Data under study:

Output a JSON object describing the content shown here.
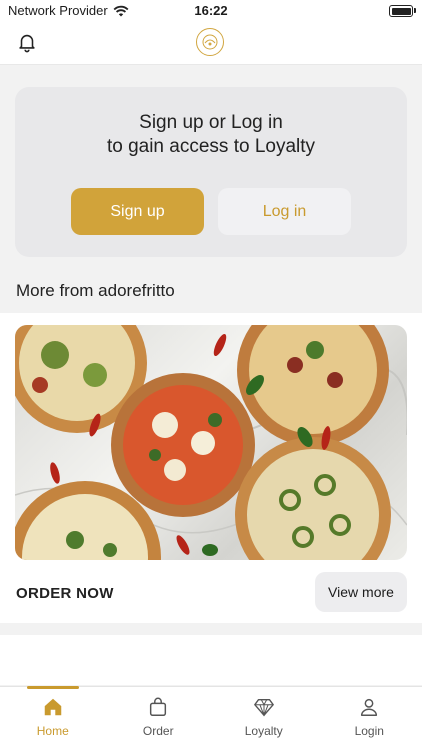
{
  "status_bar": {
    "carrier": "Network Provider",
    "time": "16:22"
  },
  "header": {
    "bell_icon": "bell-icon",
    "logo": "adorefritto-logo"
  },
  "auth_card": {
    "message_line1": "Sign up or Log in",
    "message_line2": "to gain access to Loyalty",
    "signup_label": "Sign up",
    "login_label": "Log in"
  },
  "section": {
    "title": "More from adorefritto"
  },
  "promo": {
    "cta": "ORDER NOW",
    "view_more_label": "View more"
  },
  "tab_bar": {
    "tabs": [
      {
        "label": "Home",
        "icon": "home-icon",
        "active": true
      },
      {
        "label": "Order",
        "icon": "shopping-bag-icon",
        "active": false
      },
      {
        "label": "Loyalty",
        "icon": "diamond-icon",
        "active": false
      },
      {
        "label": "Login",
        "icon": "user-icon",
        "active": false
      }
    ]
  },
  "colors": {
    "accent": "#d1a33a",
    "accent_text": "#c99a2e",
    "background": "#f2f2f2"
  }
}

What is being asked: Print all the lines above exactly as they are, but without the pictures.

Output for this task:
Output a JSON object describing the content shown here.
{
  "status_bar": {
    "carrier": "Network Provider",
    "time": "16:22"
  },
  "header": {
    "bell_icon": "bell-icon",
    "logo": "adorefritto-logo"
  },
  "auth_card": {
    "message_line1": "Sign up or Log in",
    "message_line2": "to gain access to Loyalty",
    "signup_label": "Sign up",
    "login_label": "Log in"
  },
  "section": {
    "title": "More from adorefritto"
  },
  "promo": {
    "cta": "ORDER NOW",
    "view_more_label": "View more"
  },
  "tab_bar": {
    "tabs": [
      {
        "label": "Home",
        "icon": "home-icon",
        "active": true
      },
      {
        "label": "Order",
        "icon": "shopping-bag-icon",
        "active": false
      },
      {
        "label": "Loyalty",
        "icon": "diamond-icon",
        "active": false
      },
      {
        "label": "Login",
        "icon": "user-icon",
        "active": false
      }
    ]
  },
  "colors": {
    "accent": "#d1a33a",
    "accent_text": "#c99a2e",
    "background": "#f2f2f2"
  }
}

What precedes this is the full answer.